%%

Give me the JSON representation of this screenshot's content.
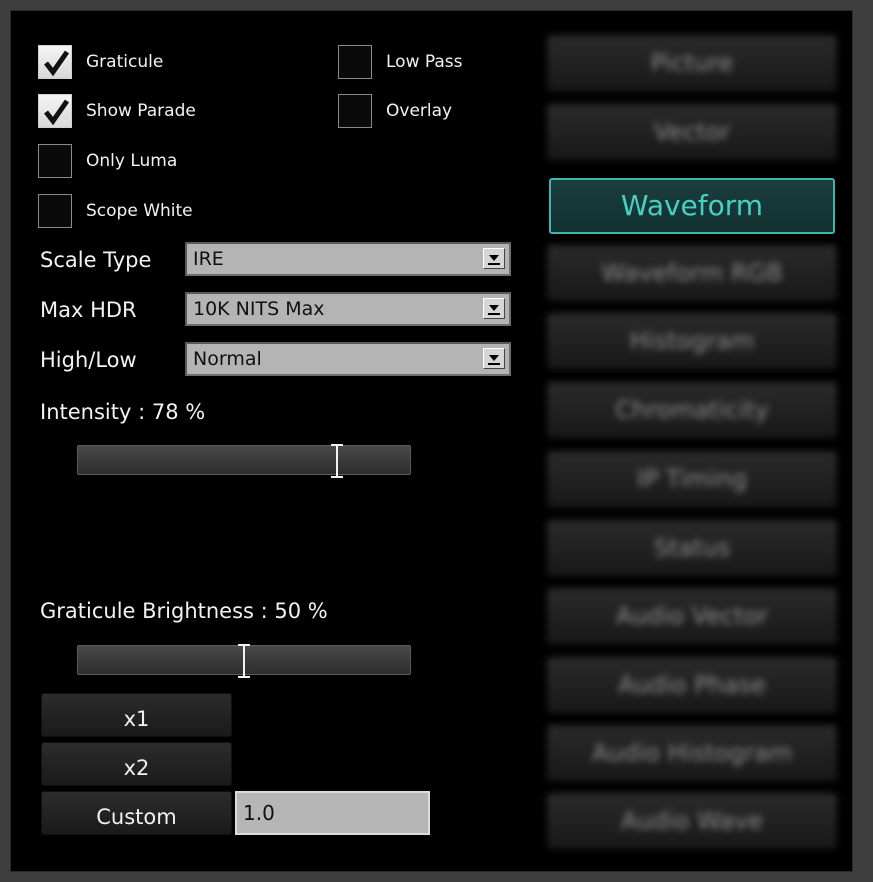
{
  "checkboxes": [
    {
      "label": "Graticule",
      "checked": true
    },
    {
      "label": "Show Parade",
      "checked": true
    },
    {
      "label": "Only Luma",
      "checked": false
    },
    {
      "label": "Scope White",
      "checked": false
    },
    {
      "label": "Low Pass",
      "checked": false
    },
    {
      "label": "Overlay",
      "checked": false
    }
  ],
  "settings": {
    "scale_type": {
      "label": "Scale Type",
      "value": "IRE"
    },
    "max_hdr": {
      "label": "Max HDR",
      "value": "10K NITS Max"
    },
    "high_low": {
      "label": "High/Low",
      "value": "Normal"
    }
  },
  "intensity": {
    "label": "Intensity : 78 %",
    "value": 78
  },
  "graticule_brightness": {
    "label": "Graticule Brightness : 50 %",
    "value": 50
  },
  "zoom": {
    "x1": "x1",
    "x2": "x2",
    "custom": "Custom",
    "custom_value": "1.0"
  },
  "scopes": [
    "Picture",
    "Vector",
    "Waveform",
    "Waveform RGB",
    "Histogram",
    "Chromaticity",
    "IP Timing",
    "Status",
    "Audio Vector",
    "Audio Phase",
    "Audio Histogram",
    "Audio Wave"
  ],
  "active_scope": "Waveform",
  "colors": {
    "accent": "#46d0c4",
    "panel": "#000000",
    "frame": "#3e3e3e"
  }
}
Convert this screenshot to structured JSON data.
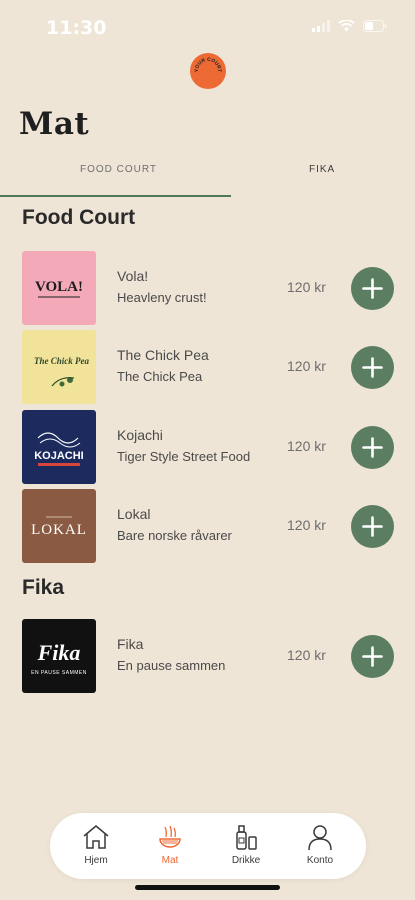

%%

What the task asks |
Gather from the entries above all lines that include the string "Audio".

Output of the task |
    "Audio Vector",
    "Audio Phase",
    "Audio Histogram",
    "Audio Wave"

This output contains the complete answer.